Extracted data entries
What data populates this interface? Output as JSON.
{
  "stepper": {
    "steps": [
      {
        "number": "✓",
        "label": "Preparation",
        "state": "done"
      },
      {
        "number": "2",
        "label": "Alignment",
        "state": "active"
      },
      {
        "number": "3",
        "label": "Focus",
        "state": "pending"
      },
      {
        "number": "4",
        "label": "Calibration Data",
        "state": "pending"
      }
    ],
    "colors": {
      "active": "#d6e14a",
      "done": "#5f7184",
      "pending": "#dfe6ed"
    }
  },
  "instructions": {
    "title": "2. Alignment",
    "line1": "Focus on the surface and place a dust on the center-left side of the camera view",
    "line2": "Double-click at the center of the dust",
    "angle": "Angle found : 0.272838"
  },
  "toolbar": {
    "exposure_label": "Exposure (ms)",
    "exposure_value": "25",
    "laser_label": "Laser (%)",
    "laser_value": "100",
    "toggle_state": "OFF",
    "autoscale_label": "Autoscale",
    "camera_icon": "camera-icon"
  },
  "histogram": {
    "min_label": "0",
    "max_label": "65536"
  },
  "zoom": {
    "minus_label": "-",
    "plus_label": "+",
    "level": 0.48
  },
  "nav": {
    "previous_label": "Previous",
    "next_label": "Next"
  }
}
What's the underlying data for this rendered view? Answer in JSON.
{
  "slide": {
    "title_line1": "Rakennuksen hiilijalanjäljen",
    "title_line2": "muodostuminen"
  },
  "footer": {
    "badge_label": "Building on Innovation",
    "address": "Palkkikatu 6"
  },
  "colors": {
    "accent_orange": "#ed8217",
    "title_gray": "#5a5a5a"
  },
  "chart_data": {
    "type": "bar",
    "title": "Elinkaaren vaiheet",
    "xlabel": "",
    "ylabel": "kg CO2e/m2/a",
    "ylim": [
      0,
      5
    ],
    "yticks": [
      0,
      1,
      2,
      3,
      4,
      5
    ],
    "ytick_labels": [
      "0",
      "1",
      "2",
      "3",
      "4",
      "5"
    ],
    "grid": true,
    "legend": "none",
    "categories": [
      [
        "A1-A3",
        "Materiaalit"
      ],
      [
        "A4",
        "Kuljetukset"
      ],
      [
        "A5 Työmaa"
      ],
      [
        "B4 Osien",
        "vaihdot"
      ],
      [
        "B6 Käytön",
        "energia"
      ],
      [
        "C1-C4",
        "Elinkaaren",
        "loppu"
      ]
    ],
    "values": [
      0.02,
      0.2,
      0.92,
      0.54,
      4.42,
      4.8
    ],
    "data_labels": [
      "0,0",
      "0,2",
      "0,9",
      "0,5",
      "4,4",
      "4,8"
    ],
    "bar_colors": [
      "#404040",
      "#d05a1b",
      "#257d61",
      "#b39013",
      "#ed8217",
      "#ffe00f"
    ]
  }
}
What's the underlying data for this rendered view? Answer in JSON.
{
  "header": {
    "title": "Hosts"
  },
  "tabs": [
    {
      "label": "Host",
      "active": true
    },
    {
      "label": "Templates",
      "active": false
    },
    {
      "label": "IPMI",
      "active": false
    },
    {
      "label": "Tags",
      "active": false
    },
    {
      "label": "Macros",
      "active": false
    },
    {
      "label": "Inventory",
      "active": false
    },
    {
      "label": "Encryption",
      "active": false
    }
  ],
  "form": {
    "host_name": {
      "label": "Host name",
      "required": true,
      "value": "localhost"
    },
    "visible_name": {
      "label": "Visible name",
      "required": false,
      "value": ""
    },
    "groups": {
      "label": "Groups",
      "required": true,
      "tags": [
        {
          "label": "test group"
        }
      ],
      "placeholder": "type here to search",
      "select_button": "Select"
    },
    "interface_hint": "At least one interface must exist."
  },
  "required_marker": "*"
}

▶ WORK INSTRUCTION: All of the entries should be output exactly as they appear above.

▶ TASK SOLUTION:
What data populates this interface? Output as JSON.
{
  "stepper": {
    "steps": [
      {
        "number": "✓",
        "label": "Preparation",
        "state": "done"
      },
      {
        "number": "2",
        "label": "Alignment",
        "state": "active"
      },
      {
        "number": "3",
        "label": "Focus",
        "state": "pending"
      },
      {
        "number": "4",
        "label": "Calibration Data",
        "state": "pending"
      }
    ],
    "colors": {
      "active": "#d6e14a",
      "done": "#5f7184",
      "pending": "#dfe6ed"
    }
  },
  "instructions": {
    "title": "2. Alignment",
    "line1": "Focus on the surface and place a dust on the center-left side of the camera view",
    "line2": "Double-click at the center of the dust",
    "angle": "Angle found : 0.272838"
  },
  "toolbar": {
    "exposure_label": "Exposure (ms)",
    "exposure_value": "25",
    "laser_label": "Laser (%)",
    "laser_value": "100",
    "toggle_state": "OFF",
    "autoscale_label": "Autoscale",
    "camera_icon": "camera-icon"
  },
  "histogram": {
    "min_label": "0",
    "max_label": "65536"
  },
  "zoom": {
    "minus_label": "-",
    "plus_label": "+",
    "level": 0.48
  },
  "nav": {
    "previous_label": "Previous",
    "next_label": "Next"
  }
}
What's the underlying data for this rendered view? Answer in JSON.
{
  "slide": {
    "title_line1": "Rakennuksen hiilijalanjäljen",
    "title_line2": "muodostuminen"
  },
  "footer": {
    "badge_label": "Building on Innovation",
    "address": "Palkkikatu 6"
  },
  "colors": {
    "accent_orange": "#ed8217",
    "title_gray": "#5a5a5a"
  },
  "chart_data": {
    "type": "bar",
    "title": "Elinkaaren vaiheet",
    "xlabel": "",
    "ylabel": "kg CO2e/m2/a",
    "ylim": [
      0,
      5
    ],
    "yticks": [
      0,
      1,
      2,
      3,
      4,
      5
    ],
    "ytick_labels": [
      "0",
      "1",
      "2",
      "3",
      "4",
      "5"
    ],
    "grid": true,
    "legend": "none",
    "categories": [
      [
        "A1-A3",
        "Materiaalit"
      ],
      [
        "A4",
        "Kuljetukset"
      ],
      [
        "A5 Työmaa"
      ],
      [
        "B4 Osien",
        "vaihdot"
      ],
      [
        "B6 Käytön",
        "energia"
      ],
      [
        "C1-C4",
        "Elinkaaren",
        "loppu"
      ]
    ],
    "values": [
      0.02,
      0.2,
      0.92,
      0.54,
      4.42,
      4.8
    ],
    "data_labels": [
      "0,0",
      "0,2",
      "0,9",
      "0,5",
      "4,4",
      "4,8"
    ],
    "bar_colors": [
      "#404040",
      "#d05a1b",
      "#257d61",
      "#b39013",
      "#ed8217",
      "#ffe00f"
    ]
  }
}
What's the underlying data for this rendered view? Answer in JSON.
{
  "header": {
    "title": "Hosts"
  },
  "tabs": [
    {
      "label": "Host",
      "active": true
    },
    {
      "label": "Templates",
      "active": false
    },
    {
      "label": "IPMI",
      "active": false
    },
    {
      "label": "Tags",
      "active": false
    },
    {
      "label": "Macros",
      "active": false
    },
    {
      "label": "Inventory",
      "active": false
    },
    {
      "label": "Encryption",
      "active": false
    }
  ],
  "form": {
    "host_name": {
      "label": "Host name",
      "required": true,
      "value": "localhost"
    },
    "visible_name": {
      "label": "Visible name",
      "required": false,
      "value": ""
    },
    "groups": {
      "label": "Groups",
      "required": true,
      "tags": [
        {
          "label": "test group"
        }
      ],
      "placeholder": "type here to search",
      "select_button": "Select"
    },
    "interface_hint": "At least one interface must exist."
  },
  "required_marker": "*"
}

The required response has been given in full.